Please use this identifier to cite or link to this item:
Title: Genetic analysis in European ancestry individuals identifies 517 loci associated with liver enzymes
Authors: Pazoki, R
Marijana, V
Joshua, E
Evangelos, E
Dipender, G
Mohsen, G
Peter, VDM
Rui, CP
Matthias, W
Matthias, F
Verena, Z
Robert, DK
Harold, S
André, U
Lifelines, S
Julie, L
Xiyun, J
Saredo, S
David, K
Kyung, ML
Marina, S
Rotonya, C
Phil, T
Stephen, A
Abbas, D
Ioanna, T
M. Arfan, I
Karl-Heinz, H
Marjo-Riitta, J
Behrooz Z., A
Christopher, O
Danish, S
Benjamin, V
Kyong-Mi, C
Mark, T
Paul, E
Issue Date: 10-May-2021
Publisher: Nature Research
Citation: Pazoki, R., Vujkovic, M., Elliott, J. et al. (2021) 'Genetic analysis in European ancestry individuals identifies 517 loci associated with liver enzymes', Nature Communications, 12, 2579, pp. 1-12. doi: 10.1038/s41467-021-22338-2.
Abstract: Copyright The Author(s). Serum concentration of hepatic enzymes are linked to liver dysfunction, metabolic and cardiovascular diseases. We perform genetic analysis on serum levels of alanine transaminase (ALT), alkaline phosphatase (ALP) and gamma-glutamyl transferase (GGT) using data on 437,438 UK Biobank participants. Replication in 315,572 individuals from European descent from the Million Veteran Program, Rotterdam Study and Lifeline study confirms 517 liver enzyme SNPs. Genetic risk score analysis using the identified SNPs is strongly associated with serum activity of liver enzymes in two independent European descent studies (The Airwave Health Monitoring study and the Northern Finland Birth Cohort 1966). Gene-set enrichment analysis using the identified SNPs highlights involvement in liver development and function, lipid metabolism, insulin resistance, and vascular formation. Mendelian randomization analysis shows association of liver enzyme variants with coronary heart disease and ischemic stroke. Genetic risk score for elevated serum activity of liver enzymes is associated with higher fat percentage of body, trunk, and liver and body mass index. Our study highlights the role of molecular pathways regulated by the liver in metabolic disorders and cardiovascular disease.
Other Identifiers: 2579
Appears in Collections:Dept of Life Sciences Research Papers

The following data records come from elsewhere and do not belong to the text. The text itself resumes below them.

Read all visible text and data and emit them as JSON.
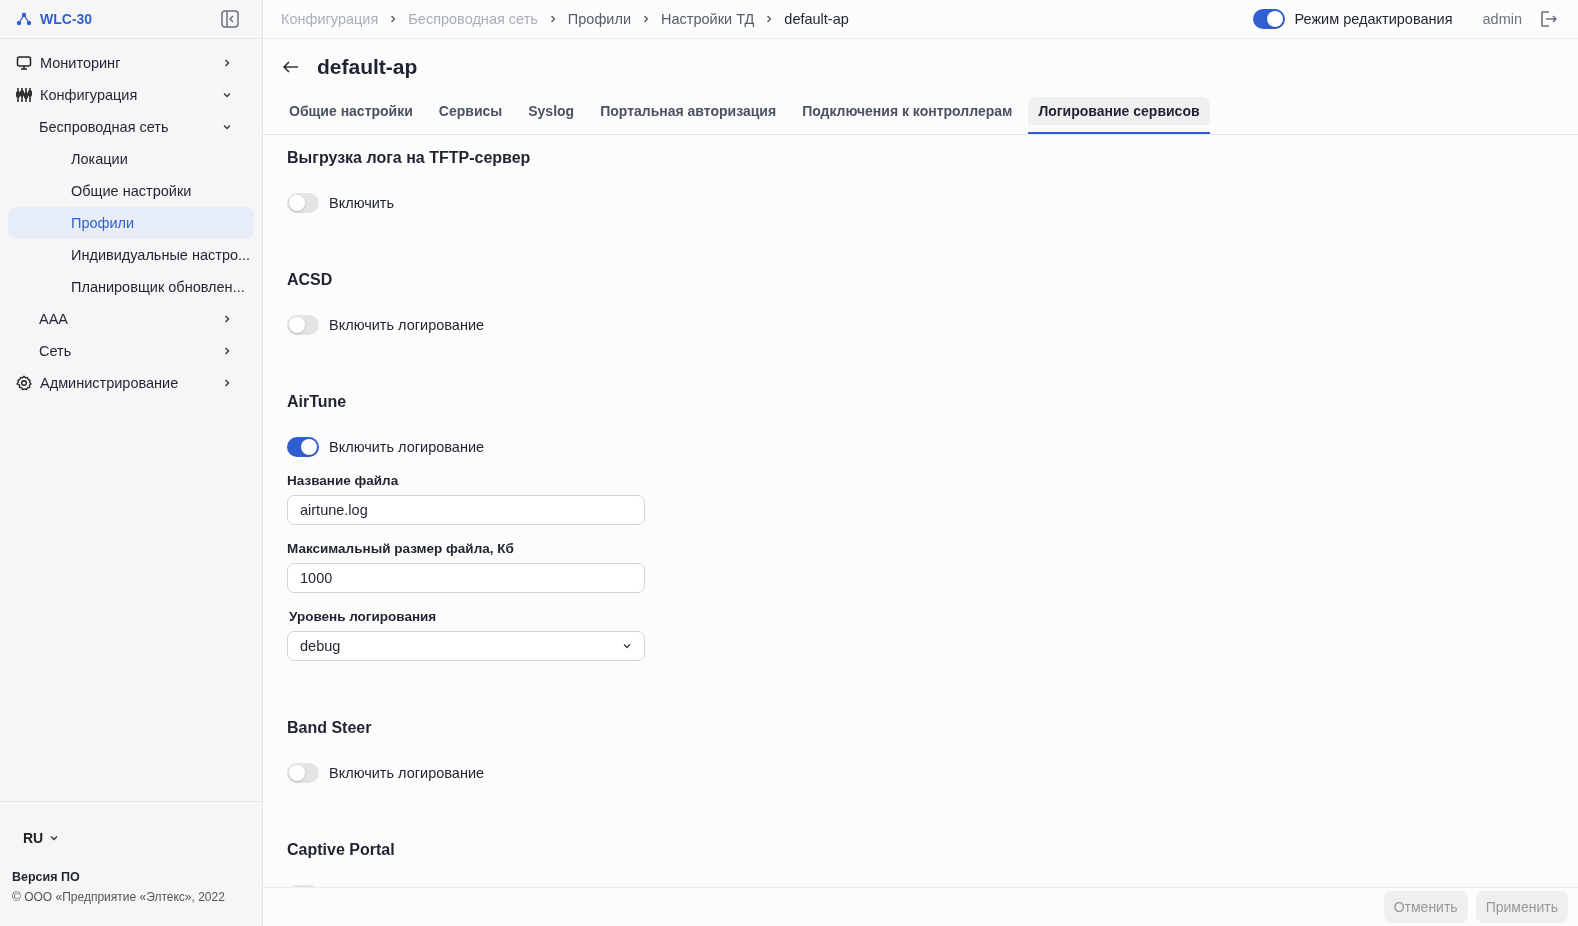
{
  "app": {
    "title": "WLC-30"
  },
  "sidebar": {
    "items": [
      {
        "label": "Мониторинг",
        "expanded": false,
        "selected": false
      },
      {
        "label": "Конфигурация",
        "expanded": true,
        "selected": false,
        "children": [
          {
            "label": "Беспроводная сеть",
            "expanded": true,
            "selected": false,
            "children": [
              {
                "label": "Локации",
                "selected": false
              },
              {
                "label": "Общие настройки",
                "selected": false
              },
              {
                "label": "Профили",
                "selected": true
              },
              {
                "label": "Индивидуальные настро...",
                "selected": false
              },
              {
                "label": "Планировщик обновлен...",
                "selected": false
              }
            ]
          },
          {
            "label": "AAA",
            "expanded": false,
            "selected": false
          },
          {
            "label": "Сеть",
            "expanded": false,
            "selected": false
          }
        ]
      },
      {
        "label": "Администрирование",
        "expanded": false,
        "selected": false
      }
    ],
    "language": "RU",
    "version_label": "Версия ПО",
    "copyright": "© ООО «Предприятие «Элтекс», 2022"
  },
  "breadcrumbs": [
    {
      "label": "Конфигурация",
      "disabled": true
    },
    {
      "label": "Беспроводная сеть",
      "disabled": true
    },
    {
      "label": "Профили",
      "disabled": false
    },
    {
      "label": "Настройки ТД",
      "disabled": false
    },
    {
      "label": "default-ap",
      "disabled": false
    }
  ],
  "edit_mode": {
    "label": "Режим редактирования",
    "on": true
  },
  "user": "admin",
  "page_title": "default-ap",
  "tabs": [
    {
      "label": "Общие настройки",
      "selected": false
    },
    {
      "label": "Сервисы",
      "selected": false
    },
    {
      "label": "Syslog",
      "selected": false
    },
    {
      "label": "Портальная авторизация",
      "selected": false
    },
    {
      "label": "Подключения к контроллерам",
      "selected": false
    },
    {
      "label": "Логирование сервисов",
      "selected": true
    }
  ],
  "sections": [
    {
      "title": "Выгрузка лога на TFTP-сервер",
      "toggle": {
        "label": "Включить",
        "on": false
      }
    },
    {
      "title": "ACSD",
      "toggle": {
        "label": "Включить логирование",
        "on": false
      }
    },
    {
      "title": "AirTune",
      "toggle": {
        "label": "Включить логирование",
        "on": true
      },
      "fields": [
        {
          "kind": "text",
          "label": "Название файла",
          "value": "airtune.log"
        },
        {
          "kind": "text",
          "label": "Максимальный размер файла, Кб",
          "value": "1000"
        },
        {
          "kind": "select",
          "label": "Уровень логирования",
          "value": "debug"
        }
      ]
    },
    {
      "title": "Band Steer",
      "toggle": {
        "label": "Включить логирование",
        "on": false
      }
    },
    {
      "title": "Captive Portal",
      "toggle": {
        "on": false
      }
    }
  ],
  "buttons": [
    {
      "label": "Отменить",
      "disabled": true
    },
    {
      "label": "Применить",
      "disabled": true
    }
  ]
}
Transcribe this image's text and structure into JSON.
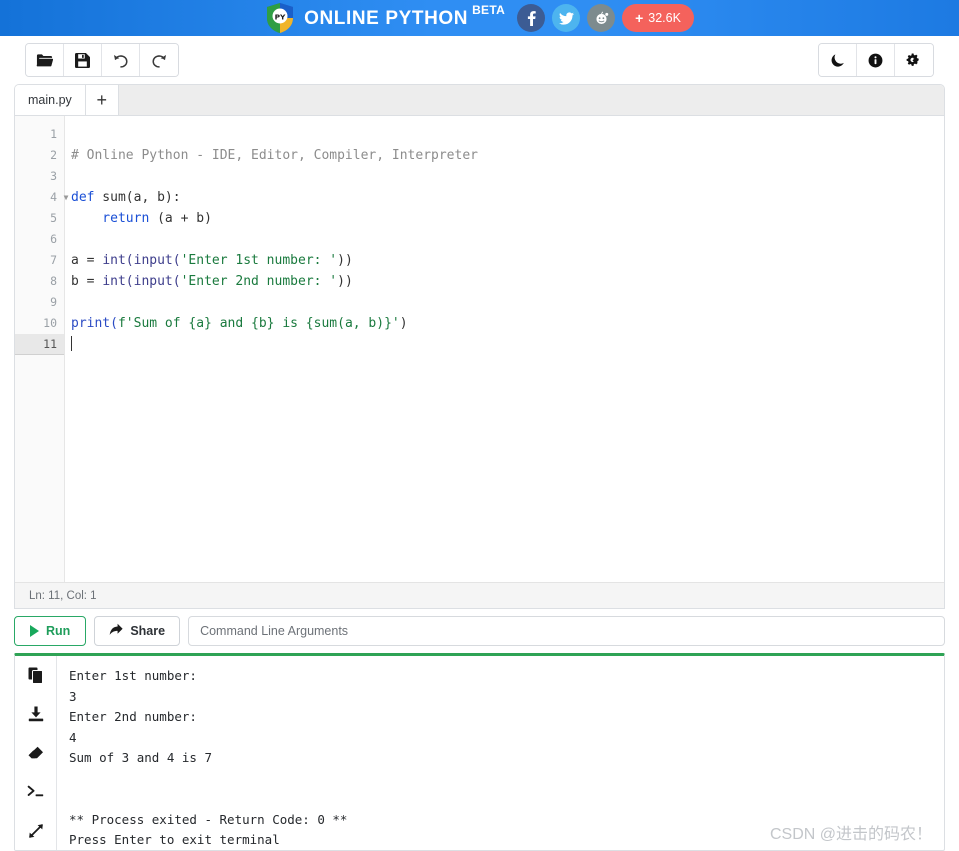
{
  "header": {
    "brand_title": "ONLINE PYTHON",
    "brand_beta": "BETA",
    "logo_text": "PY",
    "socials": [
      {
        "name": "facebook-share-button",
        "label": "f"
      },
      {
        "name": "twitter-share-button",
        "label": "t"
      },
      {
        "name": "reddit-share-button",
        "label": "r"
      }
    ],
    "count_plus": "+",
    "count_label": "32.6K",
    "colors": {
      "gradient_start": "#1472d8",
      "gradient_mid": "#2f8ef3",
      "facebook": "#3c5c94",
      "twitter": "#4db4ef",
      "reddit": "#7d8b8e",
      "count_button": "#f4625c"
    }
  },
  "toolbar": {
    "left_buttons": [
      {
        "icon": "open-folder-icon",
        "label": "Open"
      },
      {
        "icon": "save-icon",
        "label": "Save"
      },
      {
        "icon": "undo-icon",
        "label": "Undo"
      },
      {
        "icon": "redo-icon",
        "label": "Redo"
      }
    ],
    "right_buttons": [
      {
        "icon": "moon-icon",
        "label": "Dark Mode"
      },
      {
        "icon": "info-icon",
        "label": "Info"
      },
      {
        "icon": "settings-gears-icon",
        "label": "Settings"
      }
    ]
  },
  "editor": {
    "tab_name": "main.py",
    "add_tab_label": "+",
    "status": "Ln: 11,  Col: 1",
    "line_numbers": [
      "1",
      "2",
      "3",
      "4",
      "5",
      "6",
      "7",
      "8",
      "9",
      "10",
      "11"
    ],
    "active_line": 11,
    "fold_line": 4,
    "lines": [
      {
        "n": 1,
        "text": ""
      },
      {
        "n": 2,
        "text": "# Online Python - IDE, Editor, Compiler, Interpreter"
      },
      {
        "n": 3,
        "text": ""
      },
      {
        "n": 4,
        "text": "def sum(a, b):"
      },
      {
        "n": 5,
        "text": "    return (a + b)"
      },
      {
        "n": 6,
        "text": ""
      },
      {
        "n": 7,
        "text": "a = int(input('Enter 1st number: '))"
      },
      {
        "n": 8,
        "text": "b = int(input('Enter 2nd number: '))"
      },
      {
        "n": 9,
        "text": ""
      },
      {
        "n": 10,
        "text": "print(f'Sum of {a} and {b} is {sum(a, b)}')"
      },
      {
        "n": 11,
        "text": ""
      }
    ],
    "tokens": {
      "comment": "# Online Python - IDE, Editor, Compiler, Interpreter",
      "kw_def": "def",
      "fn_sum": " sum(a, b):",
      "kw_return": "    return",
      "return_rest": " (a + b)",
      "l7_a": "a = ",
      "l7_int": "int(input(",
      "l7_str": "'Enter 1st number: '",
      "l7_end": "))",
      "l8_a": "b = ",
      "l8_int": "int(input(",
      "l8_str": "'Enter 2nd number: '",
      "l8_end": "))",
      "l10_print": "print(",
      "l10_f": "f'Sum of {a} and {b} is {sum(a, b)}'",
      "l10_end": ")"
    }
  },
  "runbar": {
    "run_label": "Run",
    "share_label": "Share",
    "cla_placeholder": "Command Line Arguments",
    "cla_value": ""
  },
  "output": {
    "sidebar_icons": [
      {
        "name": "copy-icon",
        "label": "Copy"
      },
      {
        "name": "download-icon",
        "label": "Download"
      },
      {
        "name": "eraser-clear-icon",
        "label": "Clear"
      },
      {
        "name": "terminal-prompt-icon",
        "label": "Terminal"
      },
      {
        "name": "expand-fullscreen-icon",
        "label": "Expand"
      }
    ],
    "text": "Enter 1st number:\n3\nEnter 2nd number:\n4\nSum of 3 and 4 is 7\n\n\n** Process exited - Return Code: 0 **\nPress Enter to exit terminal",
    "top_border_color": "#2fa355"
  },
  "watermark": "CSDN @进击的码农！"
}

Files in This Item:
File Description SizeFormat 
FullText.pdf5.1 MBAdobe PDFView/Open

This item is licensed under a Creative Commons License Creative Commons